Wichita police have embraced a new perspective on this year's River Festival — one from 24 stories up. A festival command post has been overseeing festival activities from the 24th floor of the old Holiday Inn hotel, which is now the Garvey Center.
"It's a great observation point to see the big picture of the entire Riverfest," Sgt. Kelly O'Brien said. "It's been a good fit."
For many years, Wichita police had utilized a command van and space at the Broadview Hotel to oversee festival security. But the Broadview is undergoing renovation, and police officials did not want to operate a command post in a construction area.
After checking on four potential locations for a new command post site, O'Brien said, the 24th floor proved to be the best option.
Having a bird's-eye view of the festival has proven helpful in a number of ways, he said.
"It really cuts down on the response time," he said, whether it's guiding EMS to someone experiencing medical distress or sending officers to a growing crowd that could escalate into conflict.
"From up there, I can not only monitor the crowd, but also the officers," O'Brien said. "I can reallocate the resources to where they're needed the most."
Festival officials are also happy with how the new command post has operated.
"From our perspective, it's worked great," festival president Janet Wright said. "It's been very helpful."
The command post features the gear an officer would have in a patrol car — including a radio and laptop computer — as well as space for Sedgwick County Emergency Management and Emergency Medical Services.
Emergency Management provides video equipment to monitor locations not visible from the lofty perch, O'Brien said.
With most festival activities planned around Century II, "we can see pretty much everything," said Capt. Max Tenbrook, of the department's special operations section.
"If there's a child lost at the food court, we can see it," he said. "If there's a report of a disturbance on the (Douglas Avenue) bridge, we can look over and see that."
Through Thursday, there had been only 15 arrests linked to the festival, he said. Police are happy with that statistic, considering the number of people who typically attend festival events.
Festival officials hired off-duty police officers to provide security along with the mounted unit. The bomb squad and SWAT teams are available as well, Tenbrook said.

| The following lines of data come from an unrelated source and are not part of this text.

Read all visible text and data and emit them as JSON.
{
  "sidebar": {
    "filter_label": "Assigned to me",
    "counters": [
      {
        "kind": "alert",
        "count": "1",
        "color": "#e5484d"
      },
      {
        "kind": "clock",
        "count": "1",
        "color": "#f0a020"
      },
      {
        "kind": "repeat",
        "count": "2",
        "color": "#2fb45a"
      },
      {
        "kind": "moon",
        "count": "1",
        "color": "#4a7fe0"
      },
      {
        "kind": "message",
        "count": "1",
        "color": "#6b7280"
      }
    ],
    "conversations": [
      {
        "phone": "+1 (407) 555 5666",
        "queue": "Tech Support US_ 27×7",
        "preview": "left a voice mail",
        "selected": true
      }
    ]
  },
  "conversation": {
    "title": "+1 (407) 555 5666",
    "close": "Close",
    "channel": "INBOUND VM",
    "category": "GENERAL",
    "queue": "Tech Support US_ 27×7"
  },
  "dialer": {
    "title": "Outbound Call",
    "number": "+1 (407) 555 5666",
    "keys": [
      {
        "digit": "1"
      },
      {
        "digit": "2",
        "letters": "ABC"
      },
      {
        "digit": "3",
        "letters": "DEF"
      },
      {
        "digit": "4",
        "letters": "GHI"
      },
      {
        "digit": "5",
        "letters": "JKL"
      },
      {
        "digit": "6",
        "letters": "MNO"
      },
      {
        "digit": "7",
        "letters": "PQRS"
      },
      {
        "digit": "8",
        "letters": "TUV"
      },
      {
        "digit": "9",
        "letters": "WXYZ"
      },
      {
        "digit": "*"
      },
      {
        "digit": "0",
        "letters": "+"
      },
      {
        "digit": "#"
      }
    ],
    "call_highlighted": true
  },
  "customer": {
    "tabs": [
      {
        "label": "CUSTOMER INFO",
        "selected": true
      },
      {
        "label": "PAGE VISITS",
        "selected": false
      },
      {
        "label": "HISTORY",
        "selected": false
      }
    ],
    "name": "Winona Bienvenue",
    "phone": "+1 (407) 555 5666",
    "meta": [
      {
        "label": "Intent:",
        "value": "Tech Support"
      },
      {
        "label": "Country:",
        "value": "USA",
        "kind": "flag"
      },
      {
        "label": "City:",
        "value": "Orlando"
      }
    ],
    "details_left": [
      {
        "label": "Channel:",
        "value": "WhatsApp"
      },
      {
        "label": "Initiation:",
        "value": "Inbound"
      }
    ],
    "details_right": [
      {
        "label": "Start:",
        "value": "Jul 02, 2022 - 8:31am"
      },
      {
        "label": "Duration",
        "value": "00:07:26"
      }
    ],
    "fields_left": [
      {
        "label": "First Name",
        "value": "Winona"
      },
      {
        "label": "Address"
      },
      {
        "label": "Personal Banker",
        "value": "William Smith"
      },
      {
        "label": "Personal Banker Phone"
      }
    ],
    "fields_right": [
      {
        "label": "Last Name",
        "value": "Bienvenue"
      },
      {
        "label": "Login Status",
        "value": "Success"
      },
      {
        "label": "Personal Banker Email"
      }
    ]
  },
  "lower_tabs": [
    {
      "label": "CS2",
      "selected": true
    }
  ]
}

"We don't take any officers off the street" to handle festival security, he said. "It's important for people to know that."
But on-duty officers can be sent to a festival event if circumstances warrant, O'Brien said.